Frog Song
by Carolyn Jennings

In places wilder than home, creaks and groans
of frog song come to me: dusk to dawn
musicals in a monastary garden, fragments
through New Zealand rain, today

from the mountain marsh
down the path below the window
where I write, stepping stones back
into memory and forward into faith,

bridging the splinters of ache and trust.
Some amphibian vestige at the base of my spine
throbs along to their rhythm. Alone for days,
my pen and I let frogs dictate

poems. Uninvited, loneliness
crashes the party, cloaking herself
in her usual costume, a shove
toward kitchen cupboards.
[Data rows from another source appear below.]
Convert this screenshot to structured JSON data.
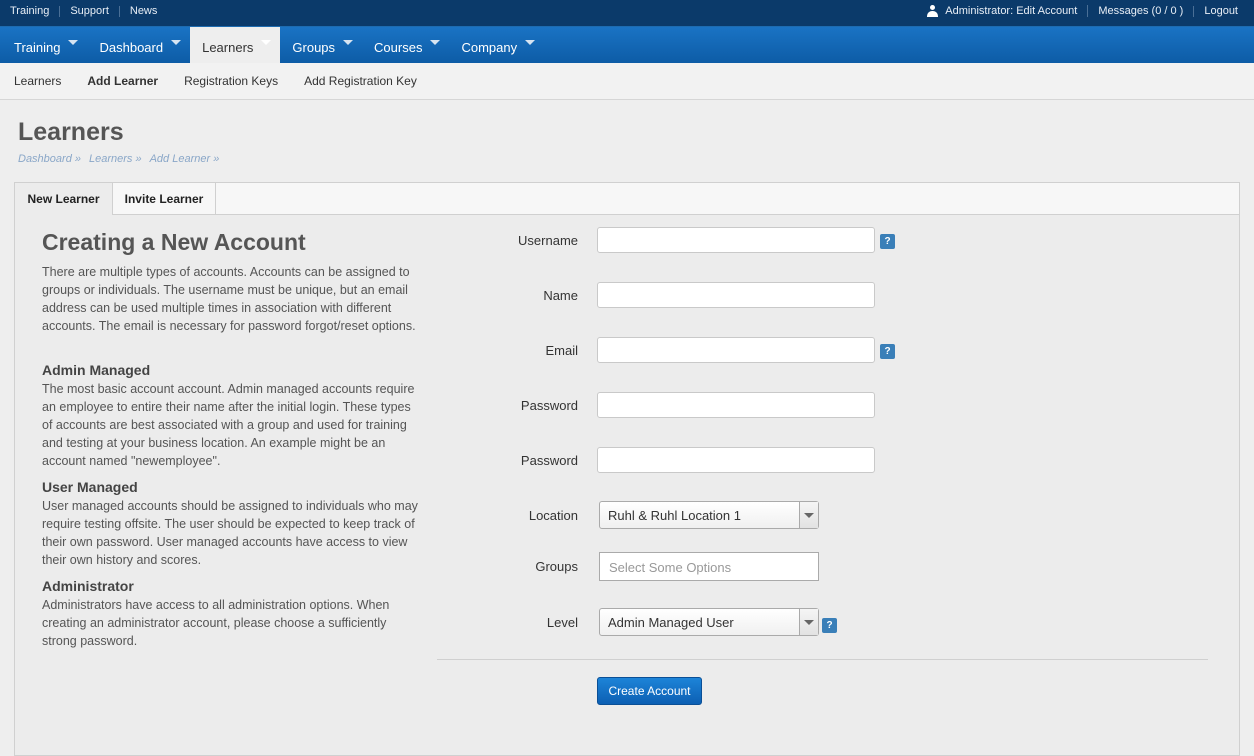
{
  "topbar": {
    "links": [
      "Training",
      "Support",
      "News"
    ],
    "account": "Administrator: Edit Account",
    "messages": "Messages (0 / 0 )",
    "logout": "Logout"
  },
  "mainnav": {
    "items": [
      {
        "label": "Training"
      },
      {
        "label": "Dashboard"
      },
      {
        "label": "Learners",
        "active": true
      },
      {
        "label": "Groups"
      },
      {
        "label": "Courses"
      },
      {
        "label": "Company"
      }
    ]
  },
  "subnav": {
    "items": [
      {
        "label": "Learners"
      },
      {
        "label": "Add Learner",
        "active": true
      },
      {
        "label": "Registration Keys"
      },
      {
        "label": "Add Registration Key"
      }
    ]
  },
  "page": {
    "title": "Learners",
    "breadcrumb": [
      "Dashboard »",
      "Learners »",
      "Add Learner »"
    ]
  },
  "tabs": [
    "New Learner",
    "Invite Learner"
  ],
  "info": {
    "title": "Creating a New Account",
    "intro": "There are multiple types of accounts. Accounts can be assigned to groups or individuals. The username must be unique, but an email address can be used multiple times in association with different accounts. The email is necessary for password forgot/reset options.",
    "sections": [
      {
        "heading": "Admin Managed",
        "text": "The most basic account account. Admin managed accounts require an employee to entire their name after the initial login. These types of accounts are best associated with a group and used for training and testing at your business location. An example might be an account named \"newemployee\"."
      },
      {
        "heading": "User Managed",
        "text": "User managed accounts should be assigned to individuals who may require testing offsite. The user should be expected to keep track of their own password. User managed accounts have access to view their own history and scores."
      },
      {
        "heading": "Administrator",
        "text": "Administrators have access to all administration options. When creating an administrator account, please choose a sufficiently strong password."
      }
    ]
  },
  "form": {
    "username_label": "Username",
    "name_label": "Name",
    "email_label": "Email",
    "password_label": "Password",
    "password2_label": "Password",
    "location_label": "Location",
    "location_value": "Ruhl & Ruhl Location 1",
    "groups_label": "Groups",
    "groups_placeholder": "Select Some Options",
    "level_label": "Level",
    "level_value": "Admin Managed User",
    "help_glyph": "?",
    "submit_label": "Create Account",
    "username_value": "",
    "name_value": "",
    "email_value": "",
    "password_value": "",
    "password2_value": ""
  },
  "colors": {
    "topbar": "#0b3a6a",
    "nav": "#1a73c4",
    "accent_button": "#1d84d8",
    "help_icon": "#3a7fb8"
  }
}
Not running

from the discomfort into the arms of food,
I listen to the song of my own
longing. I take loneliness
for a stroll. I hold her

shriveled hand. I kiss her damp forehead.
She clenches my heart. I am with her
and she is with me, twins now complete,
neither of us abandoned.

Cooling evening, damp trail, soft ground
cushion the fall of pain unclasping.
I could be a frog here, belly damp, sweet earth
just under my nose; the chorus of my kind

would be my stepping stones, notes in air.
"I'm not scared here," loneliness confesses.
"Neither am I," I say. I tuck her into
the chambers of my throbbing heart.

This was a poem first published in Journal of Poetry Therapy (March 2007) Vol. 20, No. 1, p. 60.
Journal of Poetry Therapy is available online at: